* _What is being asked_
Restate, word for word, each entry that follows, but skip its pictures.

────────

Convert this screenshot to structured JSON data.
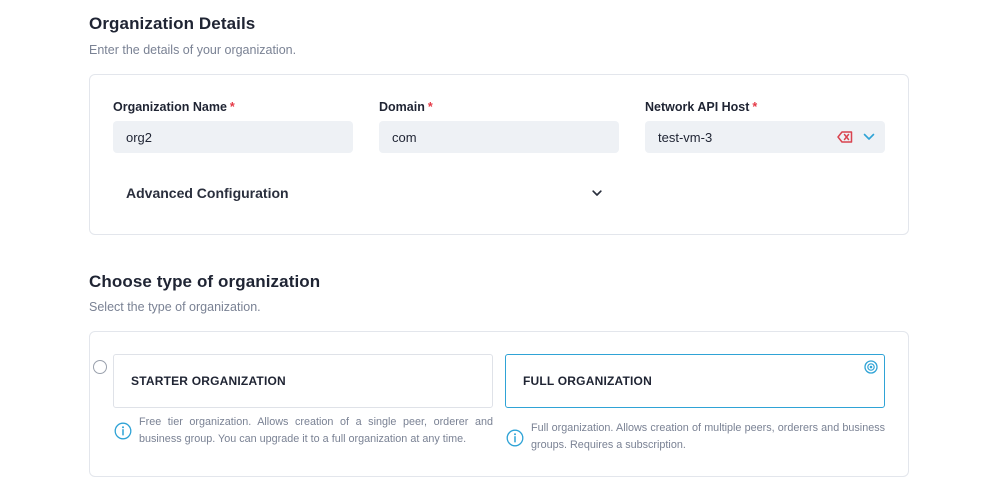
{
  "org_details": {
    "title": "Organization Details",
    "subtitle": "Enter the details of your organization.",
    "fields": {
      "org_name": {
        "label": "Organization Name",
        "required": "*",
        "value": "org2"
      },
      "domain": {
        "label": "Domain",
        "required": "*",
        "value": "com"
      },
      "network_api_host": {
        "label": "Network API Host",
        "required": "*",
        "value": "test-vm-3",
        "clear_icon": "clear-backspace-icon",
        "dropdown_icon": "chevron-down-icon"
      }
    },
    "advanced": {
      "label": "Advanced Configuration",
      "icon": "chevron-down-icon"
    }
  },
  "org_type": {
    "title": "Choose type of organization",
    "subtitle": "Select the type of organization.",
    "options": [
      {
        "label": "STARTER ORGANIZATION",
        "description": "Free tier organization. Allows creation of a single peer, orderer and business group. You can upgrade it to a full organization at any time.",
        "selected": false
      },
      {
        "label": "FULL ORGANIZATION",
        "description": "Full organization. Allows creation of multiple peers, orderers and business groups. Requires a subscription.",
        "selected": true
      }
    ]
  },
  "colors": {
    "accent": "#2fa3d6",
    "required": "#e53946",
    "clear_icon": "#d9434f",
    "field_bg": "#eef1f5"
  }
}
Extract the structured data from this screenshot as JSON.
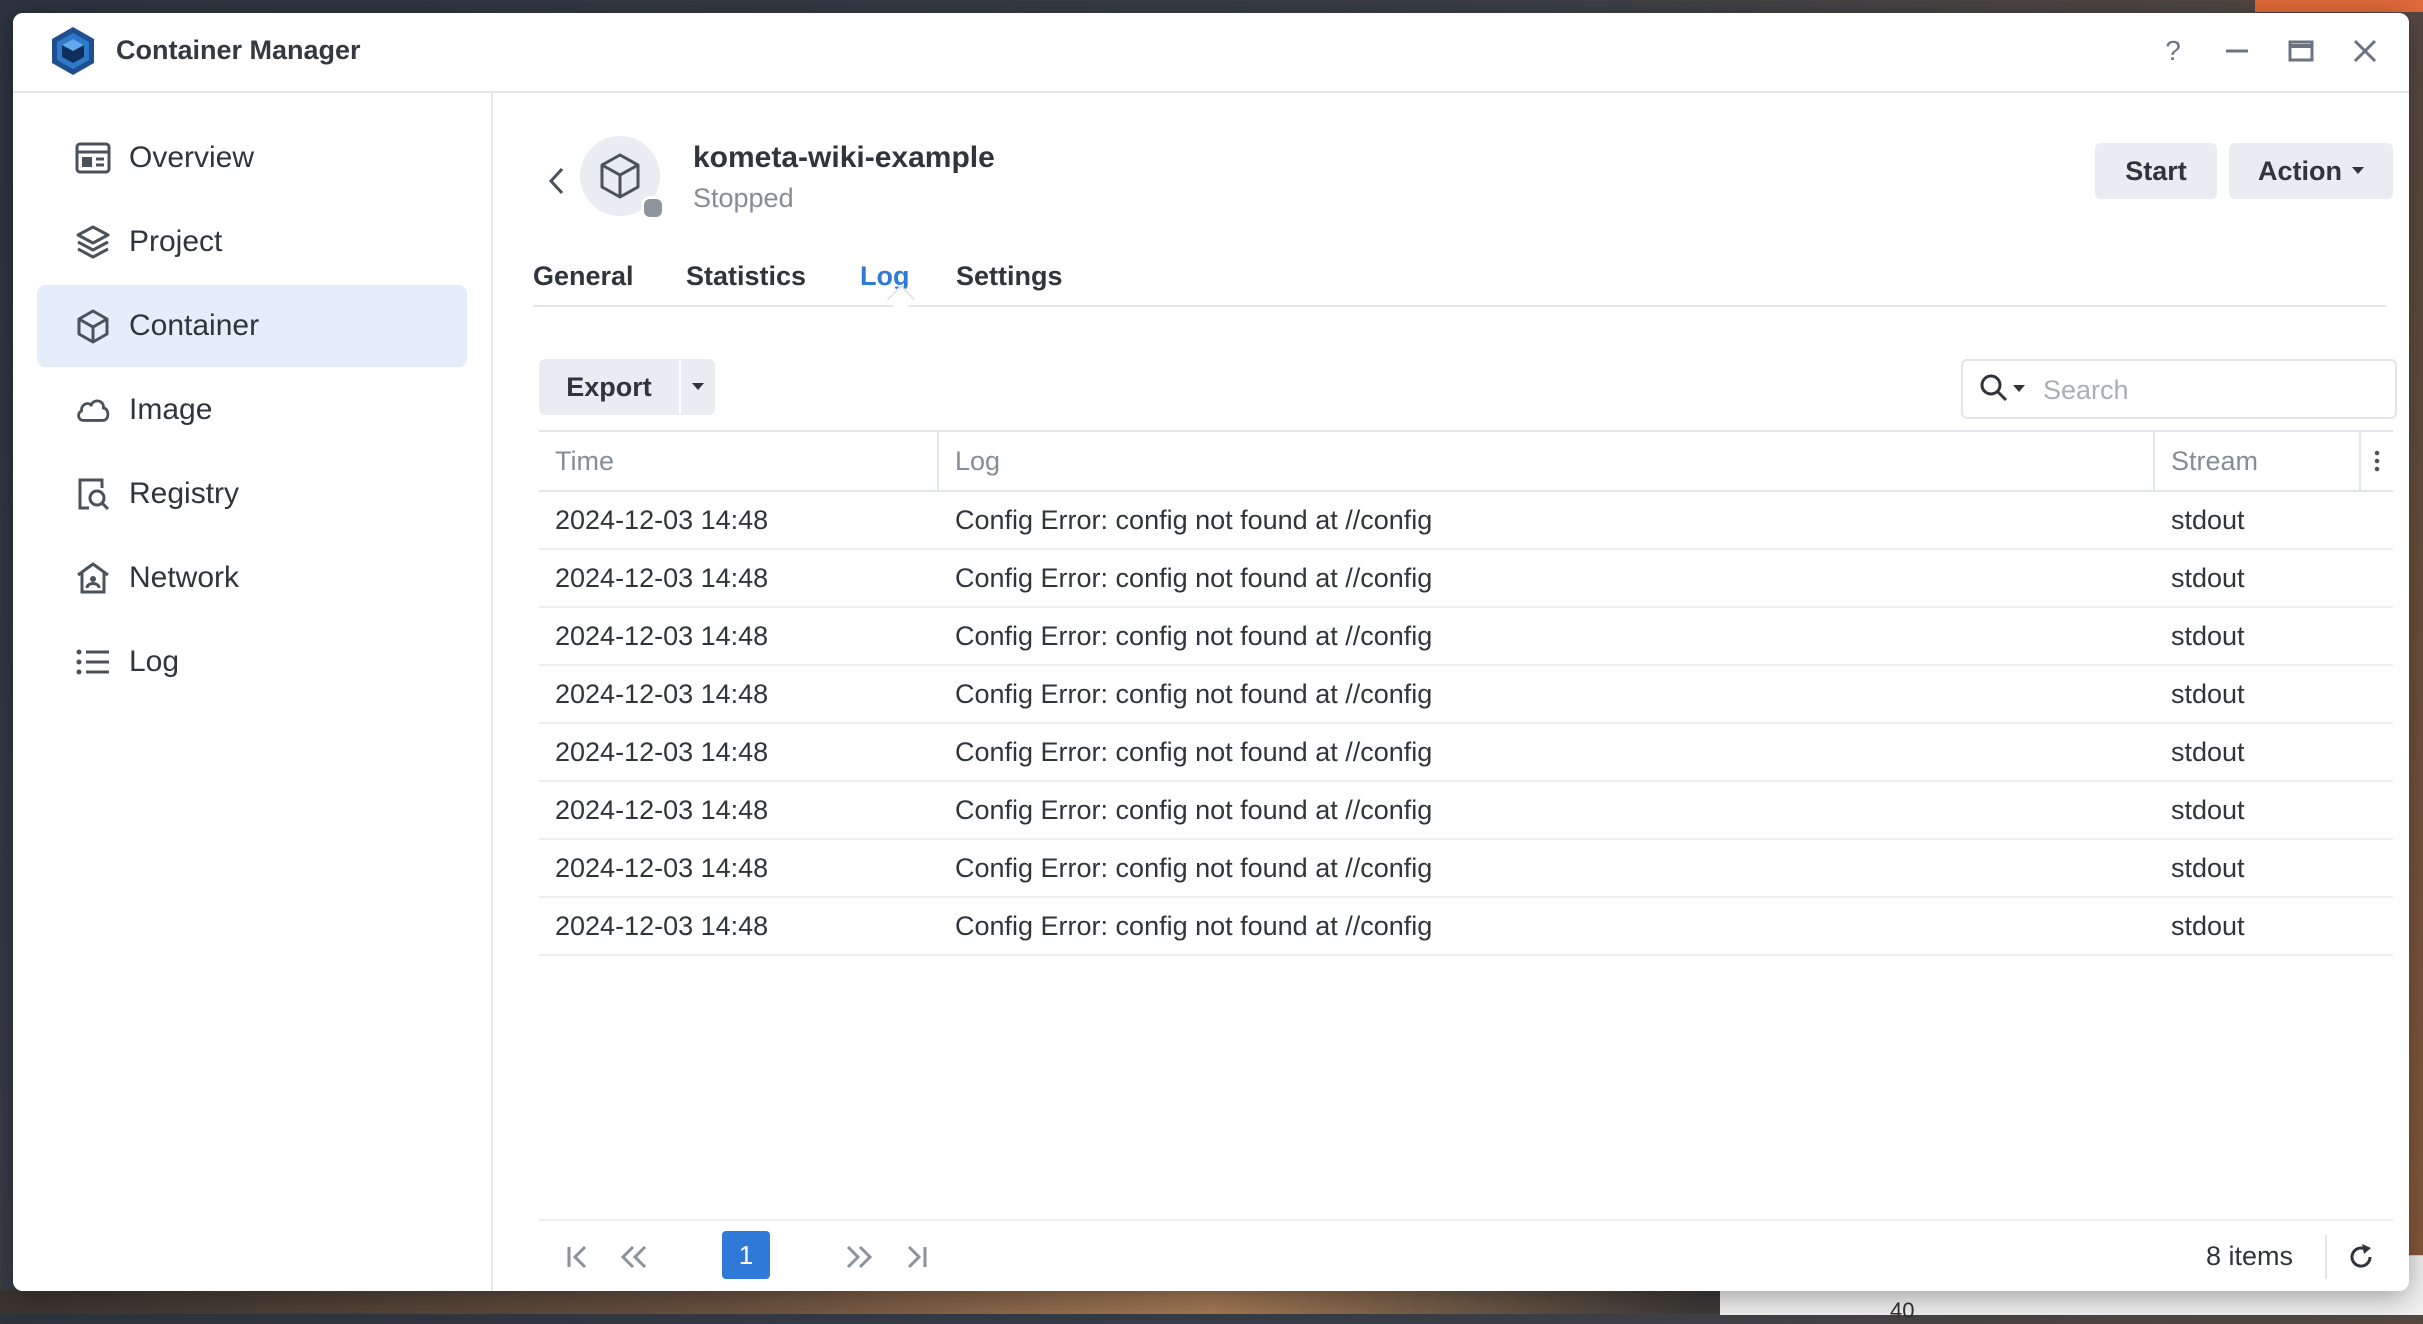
{
  "app": {
    "title": "Container Manager"
  },
  "window_controls": {
    "help": "?",
    "minimize": "–",
    "maximize": "▭",
    "close": "✕"
  },
  "sidebar": {
    "items": [
      {
        "label": "Overview",
        "icon": "overview-icon",
        "active": false
      },
      {
        "label": "Project",
        "icon": "layers-icon",
        "active": false
      },
      {
        "label": "Container",
        "icon": "cube-icon",
        "active": true
      },
      {
        "label": "Image",
        "icon": "cloud-icon",
        "active": false
      },
      {
        "label": "Registry",
        "icon": "registry-search-icon",
        "active": false
      },
      {
        "label": "Network",
        "icon": "network-house-icon",
        "active": false
      },
      {
        "label": "Log",
        "icon": "list-icon",
        "active": false
      }
    ]
  },
  "container": {
    "name": "kometa-wiki-example",
    "status": "Stopped"
  },
  "actions": {
    "start_label": "Start",
    "action_label": "Action"
  },
  "tabs": [
    {
      "label": "General",
      "active": false
    },
    {
      "label": "Statistics",
      "active": false
    },
    {
      "label": "Log",
      "active": true
    },
    {
      "label": "Settings",
      "active": false
    }
  ],
  "toolbar": {
    "export_label": "Export",
    "search_placeholder": "Search"
  },
  "table": {
    "columns": [
      "Time",
      "Log",
      "Stream"
    ],
    "rows": [
      [
        "2024-12-03 14:48",
        "Config Error: config not found at //config",
        "stdout"
      ],
      [
        "2024-12-03 14:48",
        "Config Error: config not found at //config",
        "stdout"
      ],
      [
        "2024-12-03 14:48",
        "Config Error: config not found at //config",
        "stdout"
      ],
      [
        "2024-12-03 14:48",
        "Config Error: config not found at //config",
        "stdout"
      ],
      [
        "2024-12-03 14:48",
        "Config Error: config not found at //config",
        "stdout"
      ],
      [
        "2024-12-03 14:48",
        "Config Error: config not found at //config",
        "stdout"
      ],
      [
        "2024-12-03 14:48",
        "Config Error: config not found at //config",
        "stdout"
      ],
      [
        "2024-12-03 14:48",
        "Config Error: config not found at //config",
        "stdout"
      ]
    ]
  },
  "pagination": {
    "current_page": "1",
    "item_count": "8 items"
  },
  "background": {
    "visible_number": "40"
  },
  "colors": {
    "accent": "#2f7ad8",
    "active_nav_bg": "#e3eefa",
    "button_bg": "#e9edf2"
  }
}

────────

* _Solved problem_
Convert this screenshot to structured JSON data.
{
  "org_details": {
    "title": "Organization Details",
    "subtitle": "Enter the details of your organization.",
    "fields": {
      "org_name": {
        "label": "Organization Name",
        "required": "*",
        "value": "org2"
      },
      "domain": {
        "label": "Domain",
        "required": "*",
        "value": "com"
      },
      "network_api_host": {
        "label": "Network API Host",
        "required": "*",
        "value": "test-vm-3",
        "clear_icon": "clear-backspace-icon",
        "dropdown_icon": "chevron-down-icon"
      }
    },
    "advanced": {
      "label": "Advanced Configuration",
      "icon": "chevron-down-icon"
    }
  },
  "org_type": {
    "title": "Choose type of organization",
    "subtitle": "Select the type of organization.",
    "options": [
      {
        "label": "STARTER ORGANIZATION",
        "description": "Free tier organization. Allows creation of a single peer, orderer and business group. You can upgrade it to a full organization at any time.",
        "selected": false
      },
      {
        "label": "FULL ORGANIZATION",
        "description": "Full organization. Allows creation of multiple peers, orderers and business groups. Requires a subscription.",
        "selected": true
      }
    ]
  },
  "colors": {
    "accent": "#2fa3d6",
    "required": "#e53946",
    "clear_icon": "#d9434f",
    "field_bg": "#eef1f5"
  }
}
Extract the structured data from this screenshot as JSON.
{
  "app": {
    "title": "Container Manager"
  },
  "window_controls": {
    "help": "?",
    "minimize": "–",
    "maximize": "▭",
    "close": "✕"
  },
  "sidebar": {
    "items": [
      {
        "label": "Overview",
        "icon": "overview-icon",
        "active": false
      },
      {
        "label": "Project",
        "icon": "layers-icon",
        "active": false
      },
      {
        "label": "Container",
        "icon": "cube-icon",
        "active": true
      },
      {
        "label": "Image",
        "icon": "cloud-icon",
        "active": false
      },
      {
        "label": "Registry",
        "icon": "registry-search-icon",
        "active": false
      },
      {
        "label": "Network",
        "icon": "network-house-icon",
        "active": false
      },
      {
        "label": "Log",
        "icon": "list-icon",
        "active": false
      }
    ]
  },
  "container": {
    "name": "kometa-wiki-example",
    "status": "Stopped"
  },
  "actions": {
    "start_label": "Start",
    "action_label": "Action"
  },
  "tabs": [
    {
      "label": "General",
      "active": false
    },
    {
      "label": "Statistics",
      "active": false
    },
    {
      "label": "Log",
      "active": true
    },
    {
      "label": "Settings",
      "active": false
    }
  ],
  "toolbar": {
    "export_label": "Export",
    "search_placeholder": "Search"
  },
  "table": {
    "columns": [
      "Time",
      "Log",
      "Stream"
    ],
    "rows": [
      [
        "2024-12-03 14:48",
        "Config Error: config not found at //config",
        "stdout"
      ],
      [
        "2024-12-03 14:48",
        "Config Error: config not found at //config",
        "stdout"
      ],
      [
        "2024-12-03 14:48",
        "Config Error: config not found at //config",
        "stdout"
      ],
      [
        "2024-12-03 14:48",
        "Config Error: config not found at //config",
        "stdout"
      ],
      [
        "2024-12-03 14:48",
        "Config Error: config not found at //config",
        "stdout"
      ],
      [
        "2024-12-03 14:48",
        "Config Error: config not found at //config",
        "stdout"
      ],
      [
        "2024-12-03 14:48",
        "Config Error: config not found at //config",
        "stdout"
      ],
      [
        "2024-12-03 14:48",
        "Config Error: config not found at //config",
        "stdout"
      ]
    ]
  },
  "pagination": {
    "current_page": "1",
    "item_count": "8 items"
  },
  "background": {
    "visible_number": "40"
  },
  "colors": {
    "accent": "#2f7ad8",
    "active_nav_bg": "#e3eefa",
    "button_bg": "#e9edf2"
  }
}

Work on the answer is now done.